I guess by now, every person reading real estate articles is already tired of hearing the word mortgage. Well, mortgages are unavoidable, especially when you’re a homeowner.

If you’re already paying the mortgage on your primary home, you might want to consider whether you’re capable of handling the mortgage payments for another house.

Once you’ve evaluated your finances and determined you’re capable of paying the mortgage for another house, you’re one step closer to buying a mountain cabin. Perchance, your finances will not permit extra mortgage payments. You can always buy your dream cabin later on in the future when your income has improved.


Utilities play a significant role in determining your comfort while staying in your cabin. Access to several necessary utilities like water, electricity, internet, and phone service, makes a mountain cabin comfortable to live in.

For this reason, you must consider this factor before purchasing a cabin.


Another critical detail you must consider if you’re looking to buy a mountain cabin is the location of the building. If you’re planning on building one, you must consider the best place to have a cabin before moving forward with building plans.

As aforementioned, the location of a cabin decides how often structural repairs will take place and how long the building will last.

Also, it depends on personal preferences. Some people prefer quiet places, so they’re likely to consider owning a cabin in the woods or a similarly tranquil environment.

Furthermore, you must also ask yourself, is this building easily accessible via the road network? If it isn’t, you might want to consider other options.

Other Financial Concerns

You’re probably wondering what these financial concerns are. These concerns include maintenance costs, property taxes, utility bills, etc. If you’re not going to stay often in the cabin, you’ll have to pay someone to carry out maintenance while you’re away, and this also has a hold on your finances.


If you’re planning to buy a  mountain cabin you’ll place on rent while you’re away, you must consider one convenient enough for tenants

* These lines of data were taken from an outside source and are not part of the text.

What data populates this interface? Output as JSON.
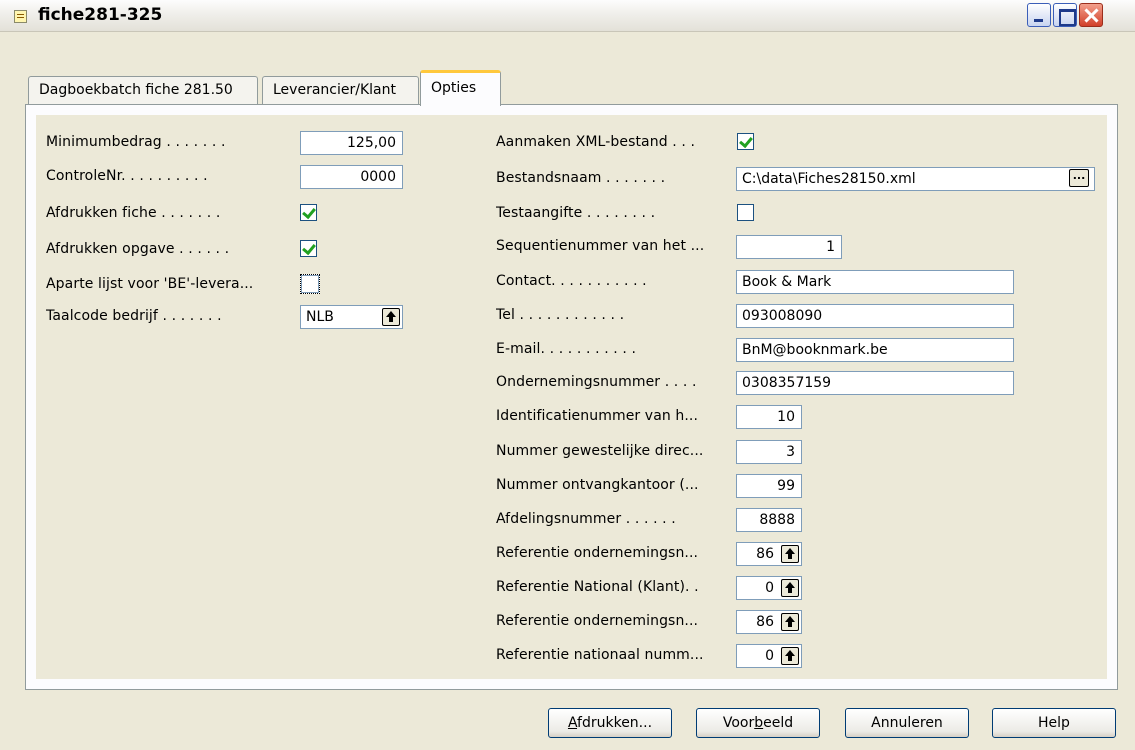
{
  "window": {
    "title": "fiche281-325"
  },
  "tabs": [
    {
      "label": "Dagboekbatch fiche 281.50"
    },
    {
      "label": "Leverancier/Klant"
    },
    {
      "label": "Opties"
    }
  ],
  "left_fields": {
    "minimumbedrag": {
      "label": "Minimumbedrag . . . . . . .",
      "value": "125,00"
    },
    "controlenr": {
      "label": "ControleNr. . . . . . . . . .",
      "value": "0000"
    },
    "afdrukken_fiche": {
      "label": "Afdrukken fiche . . . . . . .",
      "checked": true
    },
    "afdrukken_opgave": {
      "label": "Afdrukken opgave . . . . . .",
      "checked": true
    },
    "aparte_lijst": {
      "label": "Aparte lijst voor 'BE'-levera...",
      "checked": false
    },
    "taalcode": {
      "label": "Taalcode bedrijf . . . . . . .",
      "value": "NLB"
    }
  },
  "right_fields": {
    "xml": {
      "label": "Aanmaken XML-bestand . . .",
      "checked": true
    },
    "bestandsnaam": {
      "label": "Bestandsnaam . . . . . . .",
      "value": "C:\\data\\Fiches28150.xml",
      "button": "..."
    },
    "testaangifte": {
      "label": "Testaangifte . . . . . . . .",
      "checked": false
    },
    "sequentienummer": {
      "label": "Sequentienummer van het ...",
      "value": "1"
    },
    "contact": {
      "label": "Contact. . . . . . . . . . .",
      "value": "Book & Mark"
    },
    "tel": {
      "label": "Tel . . . . . . . . . . . .",
      "value": "093008090"
    },
    "email": {
      "label": "E-mail. . . . . . . . . . .",
      "value": "BnM@booknmark.be"
    },
    "ondernemingsnummer": {
      "label": "Ondernemingsnummer . . . .",
      "value": "0308357159"
    },
    "identificatienummer": {
      "label": "Identificatienummer van h...",
      "value": "10"
    },
    "gewestelijke": {
      "label": "Nummer gewestelijke direc...",
      "value": "3"
    },
    "ontvangkantoor": {
      "label": "Nummer ontvangkantoor (...",
      "value": "99"
    },
    "afdelingsnummer": {
      "label": "Afdelingsnummer . . . . . .",
      "value": "8888"
    },
    "ref_onderneming1": {
      "label": "Referentie ondernemingsn...",
      "value": "86"
    },
    "ref_national": {
      "label": "Referentie National (Klant). .",
      "value": "0"
    },
    "ref_onderneming2": {
      "label": "Referentie ondernemingsn...",
      "value": "86"
    },
    "ref_nationaal": {
      "label": "Referentie nationaal numm...",
      "value": "0"
    }
  },
  "buttons": {
    "afdrukken": {
      "pre": "",
      "u": "A",
      "post": "fdrukken..."
    },
    "voorbeeld": {
      "pre": "Voor",
      "u": "b",
      "post": "eeld"
    },
    "annuleren": {
      "label": "Annuleren"
    },
    "help": {
      "label": "Help"
    }
  },
  "colors": {
    "window_bg": "#ECE9D8",
    "checkmark": "#21A121",
    "active_tab_accent": "#FFC83C"
  }
}
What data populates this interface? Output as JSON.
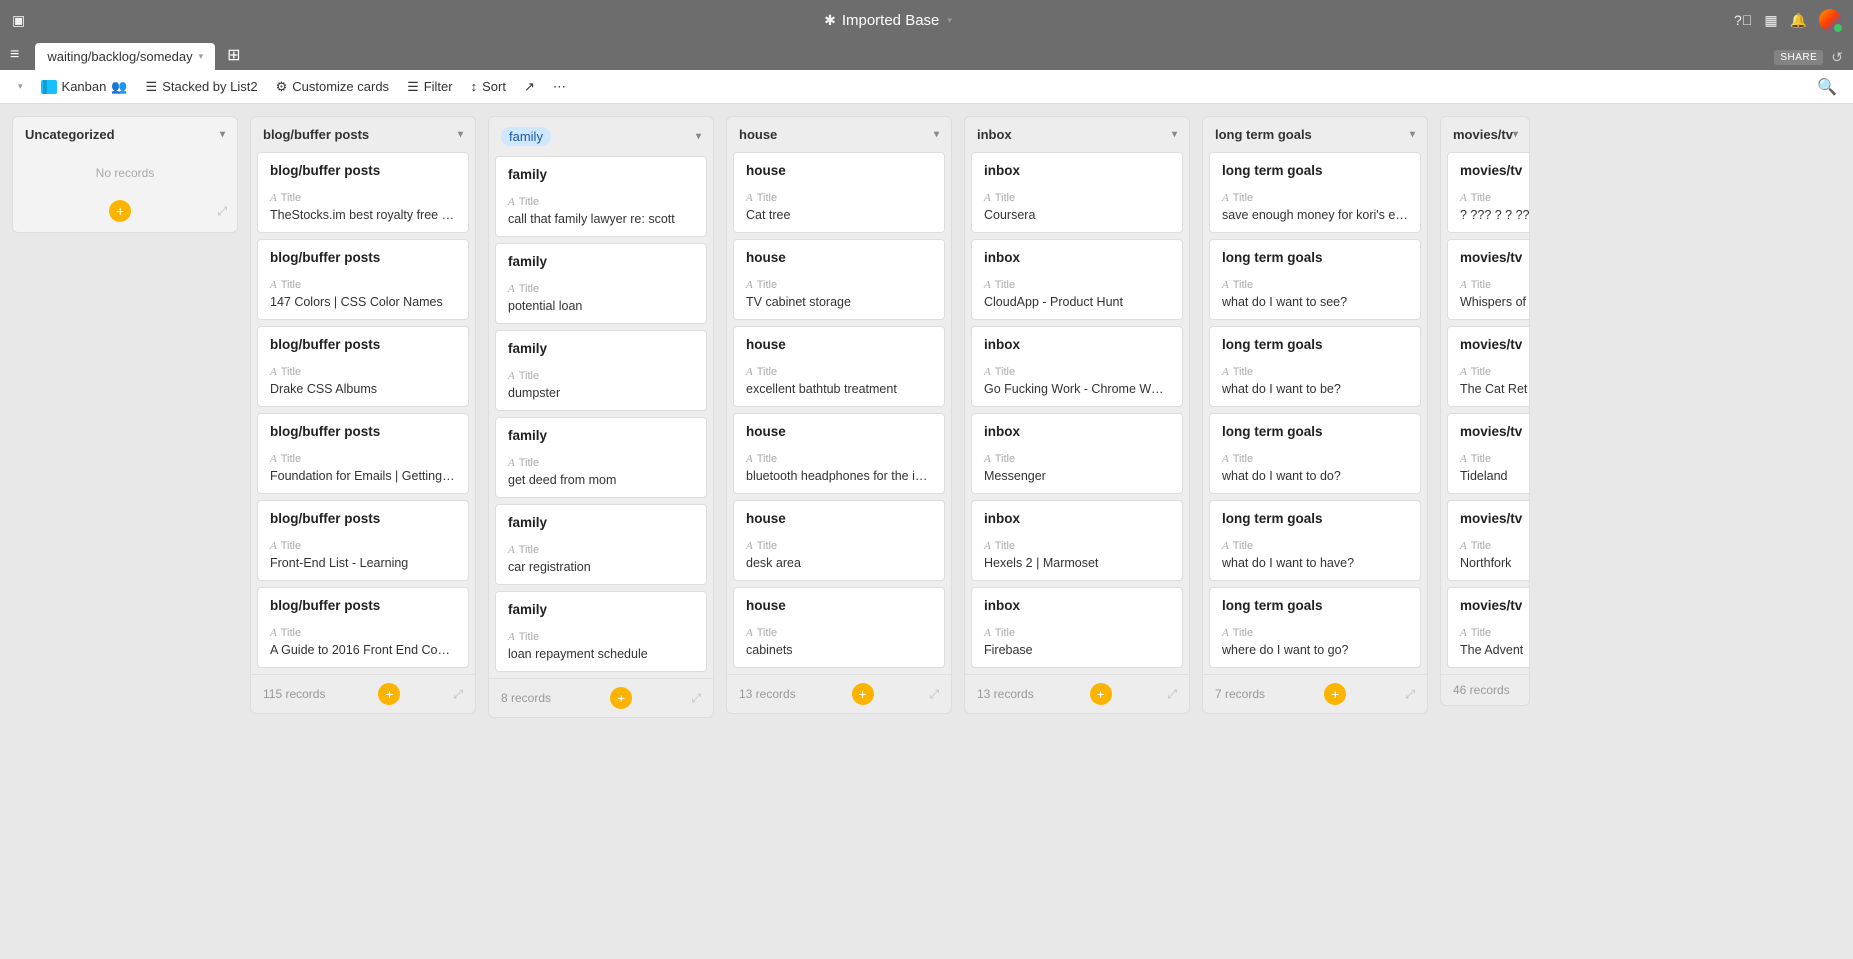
{
  "topbar": {
    "title": "Imported Base"
  },
  "tabbar": {
    "tab_label": "waiting/backlog/someday",
    "share": "SHARE"
  },
  "toolbar": {
    "view": "Kanban",
    "stacked": "Stacked by List2",
    "customize": "Customize cards",
    "filter": "Filter",
    "sort": "Sort"
  },
  "labels": {
    "no_records": "No records",
    "title": "Title",
    "records_suffix": " records"
  },
  "columns": [
    {
      "name": "Uncategorized",
      "pill": false,
      "uncat": true,
      "empty": true,
      "count": null,
      "cards": []
    },
    {
      "name": "blog/buffer posts",
      "pill": false,
      "count": "115",
      "cards": [
        {
          "heading": "blog/buffer posts",
          "title": "TheStocks.im best royalty free stoc..."
        },
        {
          "heading": "blog/buffer posts",
          "title": "147 Colors | CSS Color Names"
        },
        {
          "heading": "blog/buffer posts",
          "title": "Drake CSS Albums"
        },
        {
          "heading": "blog/buffer posts",
          "title": "Foundation for Emails | Getting sta..."
        },
        {
          "heading": "blog/buffer posts",
          "title": "Front-End List - Learning"
        },
        {
          "heading": "blog/buffer posts",
          "title": "A Guide to 2016 Front End Confer..."
        }
      ]
    },
    {
      "name": "family",
      "pill": true,
      "count": "8",
      "cards": [
        {
          "heading": "family",
          "title": "call that family lawyer re: scott"
        },
        {
          "heading": "family",
          "title": "potential loan"
        },
        {
          "heading": "family",
          "title": "dumpster"
        },
        {
          "heading": "family",
          "title": "get deed from mom"
        },
        {
          "heading": "family",
          "title": "car registration"
        },
        {
          "heading": "family",
          "title": "loan repayment schedule"
        }
      ]
    },
    {
      "name": "house",
      "pill": false,
      "count": "13",
      "cards": [
        {
          "heading": "house",
          "title": "Cat tree"
        },
        {
          "heading": "house",
          "title": "TV cabinet storage"
        },
        {
          "heading": "house",
          "title": "excellent bathtub treatment"
        },
        {
          "heading": "house",
          "title": "bluetooth headphones for the ipad"
        },
        {
          "heading": "house",
          "title": "desk area"
        },
        {
          "heading": "house",
          "title": "cabinets"
        }
      ]
    },
    {
      "name": "inbox",
      "pill": false,
      "count": "13",
      "cards": [
        {
          "heading": "inbox",
          "title": "Coursera"
        },
        {
          "heading": "inbox",
          "title": "CloudApp - Product Hunt"
        },
        {
          "heading": "inbox",
          "title": "Go Fucking Work - Chrome Web S..."
        },
        {
          "heading": "inbox",
          "title": "Messenger"
        },
        {
          "heading": "inbox",
          "title": "Hexels 2 | Marmoset"
        },
        {
          "heading": "inbox",
          "title": "Firebase"
        }
      ]
    },
    {
      "name": "long term goals",
      "pill": false,
      "count": "7",
      "cards": [
        {
          "heading": "long term goals",
          "title": "save enough money for kori's edu..."
        },
        {
          "heading": "long term goals",
          "title": "what do I want to see?"
        },
        {
          "heading": "long term goals",
          "title": "what do I want to be?"
        },
        {
          "heading": "long term goals",
          "title": "what do I want to do?"
        },
        {
          "heading": "long term goals",
          "title": "what do I want to have?"
        },
        {
          "heading": "long term goals",
          "title": "where do I want to go?"
        }
      ]
    },
    {
      "name": "movies/tv",
      "pill": false,
      "partial": true,
      "count": "46",
      "cards": [
        {
          "heading": "movies/tv",
          "title": "? ??? ? ? ???"
        },
        {
          "heading": "movies/tv",
          "title": "Whispers of"
        },
        {
          "heading": "movies/tv",
          "title": "The Cat Ret"
        },
        {
          "heading": "movies/tv",
          "title": "Tideland"
        },
        {
          "heading": "movies/tv",
          "title": "Northfork"
        },
        {
          "heading": "movies/tv",
          "title": "The Advent"
        }
      ]
    }
  ]
}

Since the cabin will generate passive income for you through rent payments, your duty as a landlord is to ensure the house is in proper living condition for tenants.

Visit First

It’s not enough to have photos of a cabin you intend to buy, and it’s advisable to visit the site and conduct an inspection of the house to prevent being misled.

It’s popular to see situations where you pay for a building you’ve seen in pictures, only to discover there were some hidden faults of which you’re not aware.

After following these steps, you can proceed to the next stage and gather information about buying a mountain cabin.


Owning and living in a mountain cabin is quite exciting. This experience is worthwhile if you take the necessary steps to pick the perfect mountain house while ensuring it’s in the right location for a family vacation. It would help if you chose a place that best suits your financial state and is conducive enough to reside.